Task item: Without altering a single word, repeat the records that follow.

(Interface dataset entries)
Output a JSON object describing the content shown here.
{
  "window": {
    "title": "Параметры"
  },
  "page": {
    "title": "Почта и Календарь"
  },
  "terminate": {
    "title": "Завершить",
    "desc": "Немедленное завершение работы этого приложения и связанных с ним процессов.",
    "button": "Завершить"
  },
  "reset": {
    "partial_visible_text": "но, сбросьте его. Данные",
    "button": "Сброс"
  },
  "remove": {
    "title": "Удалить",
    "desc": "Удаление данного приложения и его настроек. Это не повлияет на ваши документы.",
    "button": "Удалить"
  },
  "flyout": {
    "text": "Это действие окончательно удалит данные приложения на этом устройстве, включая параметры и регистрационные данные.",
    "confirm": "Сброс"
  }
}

Response to the exercise:
Output a JSON object describing the content shown here.
{
  "window": {
    "title": "Параметры"
  },
  "page": {
    "title": "Почта и Календарь"
  },
  "terminate": {
    "title": "Завершить",
    "desc": "Немедленное завершение работы этого приложения и связанных с ним процессов.",
    "button": "Завершить"
  },
  "reset": {
    "partial_visible_text": "но, сбросьте его. Данные",
    "button": "Сброс"
  },
  "remove": {
    "title": "Удалить",
    "desc": "Удаление данного приложения и его настроек. Это не повлияет на ваши документы.",
    "button": "Удалить"
  },
  "flyout": {
    "text": "Это действие окончательно удалит данные приложения на этом устройстве, включая параметры и регистрационные данные.",
    "confirm": "Сброс"
  }
}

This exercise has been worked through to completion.